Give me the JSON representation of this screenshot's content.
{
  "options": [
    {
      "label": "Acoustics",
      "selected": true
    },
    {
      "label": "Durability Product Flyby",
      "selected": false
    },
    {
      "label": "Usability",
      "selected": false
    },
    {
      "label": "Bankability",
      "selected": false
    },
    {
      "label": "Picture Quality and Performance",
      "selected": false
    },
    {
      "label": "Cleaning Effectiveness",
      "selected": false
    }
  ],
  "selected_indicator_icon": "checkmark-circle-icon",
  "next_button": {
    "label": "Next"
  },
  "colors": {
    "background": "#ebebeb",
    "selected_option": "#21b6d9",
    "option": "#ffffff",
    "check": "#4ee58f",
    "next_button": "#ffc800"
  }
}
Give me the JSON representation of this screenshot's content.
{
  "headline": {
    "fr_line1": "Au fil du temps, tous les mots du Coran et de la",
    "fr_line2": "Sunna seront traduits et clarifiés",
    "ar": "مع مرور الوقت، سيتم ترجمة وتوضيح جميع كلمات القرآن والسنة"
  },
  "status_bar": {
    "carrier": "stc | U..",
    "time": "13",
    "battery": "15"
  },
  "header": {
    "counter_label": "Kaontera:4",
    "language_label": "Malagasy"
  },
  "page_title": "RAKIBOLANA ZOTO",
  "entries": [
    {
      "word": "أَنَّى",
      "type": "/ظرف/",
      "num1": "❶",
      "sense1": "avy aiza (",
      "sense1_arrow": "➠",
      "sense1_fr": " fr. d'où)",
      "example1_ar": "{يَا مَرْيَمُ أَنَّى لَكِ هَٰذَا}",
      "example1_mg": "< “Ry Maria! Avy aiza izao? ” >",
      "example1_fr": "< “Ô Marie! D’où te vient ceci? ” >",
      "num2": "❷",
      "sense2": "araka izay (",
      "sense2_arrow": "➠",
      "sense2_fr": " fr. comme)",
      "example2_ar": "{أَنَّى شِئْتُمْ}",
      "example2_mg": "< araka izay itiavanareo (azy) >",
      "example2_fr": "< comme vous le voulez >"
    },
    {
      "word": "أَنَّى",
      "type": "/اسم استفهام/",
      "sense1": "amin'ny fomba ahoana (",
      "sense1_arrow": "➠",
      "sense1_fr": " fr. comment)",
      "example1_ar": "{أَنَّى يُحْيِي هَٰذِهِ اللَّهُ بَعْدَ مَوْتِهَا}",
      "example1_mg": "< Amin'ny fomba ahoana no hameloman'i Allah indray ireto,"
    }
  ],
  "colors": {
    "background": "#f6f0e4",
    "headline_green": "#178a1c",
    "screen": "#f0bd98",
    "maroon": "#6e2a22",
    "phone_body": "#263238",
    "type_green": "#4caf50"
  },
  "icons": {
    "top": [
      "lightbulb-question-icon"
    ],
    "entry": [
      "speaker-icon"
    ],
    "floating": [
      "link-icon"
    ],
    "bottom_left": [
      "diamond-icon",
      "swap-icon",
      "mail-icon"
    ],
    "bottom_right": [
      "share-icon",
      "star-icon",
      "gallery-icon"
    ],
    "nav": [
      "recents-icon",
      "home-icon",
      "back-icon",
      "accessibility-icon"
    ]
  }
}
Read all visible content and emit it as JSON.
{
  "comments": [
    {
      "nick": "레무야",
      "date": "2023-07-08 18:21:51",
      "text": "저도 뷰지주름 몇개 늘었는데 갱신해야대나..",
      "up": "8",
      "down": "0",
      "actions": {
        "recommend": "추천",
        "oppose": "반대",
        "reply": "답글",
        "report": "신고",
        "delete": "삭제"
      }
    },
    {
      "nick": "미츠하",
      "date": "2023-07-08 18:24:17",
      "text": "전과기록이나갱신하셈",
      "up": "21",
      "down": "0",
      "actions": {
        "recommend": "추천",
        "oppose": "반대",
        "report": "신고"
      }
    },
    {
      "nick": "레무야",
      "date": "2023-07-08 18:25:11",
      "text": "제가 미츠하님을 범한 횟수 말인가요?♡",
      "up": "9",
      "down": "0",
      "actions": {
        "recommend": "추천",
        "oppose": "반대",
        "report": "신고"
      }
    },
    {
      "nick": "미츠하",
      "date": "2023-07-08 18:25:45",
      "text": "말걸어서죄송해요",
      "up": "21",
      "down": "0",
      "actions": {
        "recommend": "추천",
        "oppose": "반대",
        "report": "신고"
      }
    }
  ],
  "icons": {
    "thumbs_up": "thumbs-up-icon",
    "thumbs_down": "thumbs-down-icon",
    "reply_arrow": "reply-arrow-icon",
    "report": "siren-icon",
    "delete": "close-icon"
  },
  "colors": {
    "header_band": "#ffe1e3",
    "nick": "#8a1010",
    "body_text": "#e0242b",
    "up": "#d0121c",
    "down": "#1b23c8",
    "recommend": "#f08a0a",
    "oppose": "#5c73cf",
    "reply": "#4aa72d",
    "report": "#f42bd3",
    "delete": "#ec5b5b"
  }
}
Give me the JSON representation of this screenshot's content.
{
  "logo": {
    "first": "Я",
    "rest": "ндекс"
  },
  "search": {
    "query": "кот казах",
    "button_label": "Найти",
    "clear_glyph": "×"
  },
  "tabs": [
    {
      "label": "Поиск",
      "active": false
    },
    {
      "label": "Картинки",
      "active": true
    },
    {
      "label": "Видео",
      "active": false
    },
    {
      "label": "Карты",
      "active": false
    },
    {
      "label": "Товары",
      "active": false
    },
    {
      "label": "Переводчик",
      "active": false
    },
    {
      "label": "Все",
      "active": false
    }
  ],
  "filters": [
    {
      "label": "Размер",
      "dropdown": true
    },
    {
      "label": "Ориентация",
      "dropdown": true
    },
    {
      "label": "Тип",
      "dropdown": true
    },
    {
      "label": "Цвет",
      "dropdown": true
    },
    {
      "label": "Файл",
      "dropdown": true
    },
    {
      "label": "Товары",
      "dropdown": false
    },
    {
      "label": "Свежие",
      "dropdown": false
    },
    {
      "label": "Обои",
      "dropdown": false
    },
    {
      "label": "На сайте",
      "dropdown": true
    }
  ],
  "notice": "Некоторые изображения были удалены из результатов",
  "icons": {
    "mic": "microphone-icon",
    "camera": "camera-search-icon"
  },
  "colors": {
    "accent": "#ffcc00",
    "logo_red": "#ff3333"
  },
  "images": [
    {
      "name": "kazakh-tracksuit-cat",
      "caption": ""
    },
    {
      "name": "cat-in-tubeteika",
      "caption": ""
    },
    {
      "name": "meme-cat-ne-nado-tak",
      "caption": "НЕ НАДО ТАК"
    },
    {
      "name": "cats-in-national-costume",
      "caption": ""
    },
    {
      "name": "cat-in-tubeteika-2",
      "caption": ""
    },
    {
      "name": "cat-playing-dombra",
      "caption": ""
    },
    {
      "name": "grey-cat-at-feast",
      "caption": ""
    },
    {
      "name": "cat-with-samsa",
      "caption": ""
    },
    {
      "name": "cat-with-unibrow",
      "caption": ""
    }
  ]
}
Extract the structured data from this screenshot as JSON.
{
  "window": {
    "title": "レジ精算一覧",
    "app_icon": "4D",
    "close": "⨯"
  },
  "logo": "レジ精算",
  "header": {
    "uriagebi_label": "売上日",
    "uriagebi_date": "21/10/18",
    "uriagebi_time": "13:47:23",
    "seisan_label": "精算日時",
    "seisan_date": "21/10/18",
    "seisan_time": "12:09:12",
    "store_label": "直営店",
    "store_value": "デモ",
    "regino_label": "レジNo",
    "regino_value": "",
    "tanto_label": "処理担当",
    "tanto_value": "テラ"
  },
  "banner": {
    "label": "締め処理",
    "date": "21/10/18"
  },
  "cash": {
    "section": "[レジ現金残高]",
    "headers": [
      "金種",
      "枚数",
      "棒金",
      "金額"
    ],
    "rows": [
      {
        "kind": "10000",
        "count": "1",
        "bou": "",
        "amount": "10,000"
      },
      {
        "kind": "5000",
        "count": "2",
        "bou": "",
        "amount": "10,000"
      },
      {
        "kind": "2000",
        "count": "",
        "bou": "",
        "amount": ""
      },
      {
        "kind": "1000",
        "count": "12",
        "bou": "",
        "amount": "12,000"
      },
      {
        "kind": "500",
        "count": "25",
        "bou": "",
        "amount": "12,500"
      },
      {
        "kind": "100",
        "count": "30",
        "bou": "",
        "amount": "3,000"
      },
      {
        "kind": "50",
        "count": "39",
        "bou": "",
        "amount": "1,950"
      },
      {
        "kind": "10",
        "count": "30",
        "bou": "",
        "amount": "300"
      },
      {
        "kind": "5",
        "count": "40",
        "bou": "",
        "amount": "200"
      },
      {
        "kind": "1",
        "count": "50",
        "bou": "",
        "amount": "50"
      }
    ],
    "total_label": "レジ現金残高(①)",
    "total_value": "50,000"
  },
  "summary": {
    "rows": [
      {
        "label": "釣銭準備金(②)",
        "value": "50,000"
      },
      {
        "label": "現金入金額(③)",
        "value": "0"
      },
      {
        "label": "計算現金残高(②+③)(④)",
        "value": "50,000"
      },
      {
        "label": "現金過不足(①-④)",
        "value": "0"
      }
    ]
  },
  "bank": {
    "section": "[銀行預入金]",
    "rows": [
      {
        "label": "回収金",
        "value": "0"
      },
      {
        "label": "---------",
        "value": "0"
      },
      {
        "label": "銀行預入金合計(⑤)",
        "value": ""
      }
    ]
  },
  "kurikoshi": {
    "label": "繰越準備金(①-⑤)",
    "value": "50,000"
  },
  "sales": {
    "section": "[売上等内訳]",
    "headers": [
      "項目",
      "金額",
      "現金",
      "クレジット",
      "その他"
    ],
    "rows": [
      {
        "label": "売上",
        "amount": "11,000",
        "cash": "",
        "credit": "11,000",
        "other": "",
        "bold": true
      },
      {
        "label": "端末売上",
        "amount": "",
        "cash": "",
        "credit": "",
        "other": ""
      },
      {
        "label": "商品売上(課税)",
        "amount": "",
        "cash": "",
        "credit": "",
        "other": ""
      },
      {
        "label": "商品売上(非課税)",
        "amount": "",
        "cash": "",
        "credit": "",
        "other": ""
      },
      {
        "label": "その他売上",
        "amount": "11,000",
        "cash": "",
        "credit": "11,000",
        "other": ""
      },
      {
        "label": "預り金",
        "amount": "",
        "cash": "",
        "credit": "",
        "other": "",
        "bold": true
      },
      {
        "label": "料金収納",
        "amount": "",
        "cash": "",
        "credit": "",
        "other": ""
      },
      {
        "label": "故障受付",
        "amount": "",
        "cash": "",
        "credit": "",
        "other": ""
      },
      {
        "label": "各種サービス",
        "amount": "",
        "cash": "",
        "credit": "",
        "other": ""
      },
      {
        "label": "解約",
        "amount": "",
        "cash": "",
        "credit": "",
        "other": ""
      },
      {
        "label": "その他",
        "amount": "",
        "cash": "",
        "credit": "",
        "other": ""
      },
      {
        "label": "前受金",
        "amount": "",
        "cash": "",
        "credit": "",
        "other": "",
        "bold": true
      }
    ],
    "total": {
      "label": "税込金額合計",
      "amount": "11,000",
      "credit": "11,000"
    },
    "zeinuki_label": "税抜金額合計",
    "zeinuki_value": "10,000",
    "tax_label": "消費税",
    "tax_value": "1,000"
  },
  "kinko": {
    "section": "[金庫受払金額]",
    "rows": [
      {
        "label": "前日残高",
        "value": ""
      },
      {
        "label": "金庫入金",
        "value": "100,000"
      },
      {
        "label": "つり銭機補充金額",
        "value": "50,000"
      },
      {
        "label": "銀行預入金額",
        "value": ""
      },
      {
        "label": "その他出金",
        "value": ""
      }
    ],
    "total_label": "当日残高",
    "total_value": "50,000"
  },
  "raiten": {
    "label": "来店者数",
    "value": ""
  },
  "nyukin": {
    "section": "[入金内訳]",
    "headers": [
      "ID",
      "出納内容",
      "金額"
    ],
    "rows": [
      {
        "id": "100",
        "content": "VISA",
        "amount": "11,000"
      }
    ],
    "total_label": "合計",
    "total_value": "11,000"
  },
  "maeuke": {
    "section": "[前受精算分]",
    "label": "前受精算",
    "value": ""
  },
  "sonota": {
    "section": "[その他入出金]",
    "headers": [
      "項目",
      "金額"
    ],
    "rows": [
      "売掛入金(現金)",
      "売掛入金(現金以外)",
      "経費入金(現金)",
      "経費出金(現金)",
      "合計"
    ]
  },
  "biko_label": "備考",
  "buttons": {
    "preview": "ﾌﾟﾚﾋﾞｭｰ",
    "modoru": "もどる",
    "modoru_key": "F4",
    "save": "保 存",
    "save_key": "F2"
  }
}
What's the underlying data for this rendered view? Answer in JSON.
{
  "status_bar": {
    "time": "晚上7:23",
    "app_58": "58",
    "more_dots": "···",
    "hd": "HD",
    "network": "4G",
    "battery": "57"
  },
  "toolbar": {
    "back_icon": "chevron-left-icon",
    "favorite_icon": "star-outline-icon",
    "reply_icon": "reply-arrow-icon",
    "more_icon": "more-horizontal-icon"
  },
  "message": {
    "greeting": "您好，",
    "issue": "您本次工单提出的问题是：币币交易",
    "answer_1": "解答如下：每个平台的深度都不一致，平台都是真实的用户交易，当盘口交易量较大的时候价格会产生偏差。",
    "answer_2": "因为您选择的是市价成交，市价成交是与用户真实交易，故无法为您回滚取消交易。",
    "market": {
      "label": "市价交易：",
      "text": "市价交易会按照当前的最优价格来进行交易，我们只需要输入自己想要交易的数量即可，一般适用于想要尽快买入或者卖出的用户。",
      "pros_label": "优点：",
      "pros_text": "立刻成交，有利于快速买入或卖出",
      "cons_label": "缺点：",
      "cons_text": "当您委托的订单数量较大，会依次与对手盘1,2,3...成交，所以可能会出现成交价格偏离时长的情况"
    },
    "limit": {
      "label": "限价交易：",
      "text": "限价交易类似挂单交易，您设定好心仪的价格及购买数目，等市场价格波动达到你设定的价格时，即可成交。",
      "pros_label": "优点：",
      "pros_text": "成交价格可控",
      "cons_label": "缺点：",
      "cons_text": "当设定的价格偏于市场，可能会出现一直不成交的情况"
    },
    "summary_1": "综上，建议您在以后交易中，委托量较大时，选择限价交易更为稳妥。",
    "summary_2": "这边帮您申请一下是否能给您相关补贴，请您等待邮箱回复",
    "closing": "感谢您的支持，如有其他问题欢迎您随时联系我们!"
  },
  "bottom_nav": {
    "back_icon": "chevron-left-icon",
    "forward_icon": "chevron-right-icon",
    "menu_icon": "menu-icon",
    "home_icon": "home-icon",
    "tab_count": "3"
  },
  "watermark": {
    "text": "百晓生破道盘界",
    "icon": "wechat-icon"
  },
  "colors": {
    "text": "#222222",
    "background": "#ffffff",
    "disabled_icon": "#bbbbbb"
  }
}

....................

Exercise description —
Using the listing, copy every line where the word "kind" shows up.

Exercise output —
        "kind": "10000",
        "kind": "5000",
        "kind": "2000",
        "kind": "1000",
        "kind": "500",
        "kind": "100",
        "kind": "50",
        "kind": "10",
        "kind": "5",
        "kind": "1",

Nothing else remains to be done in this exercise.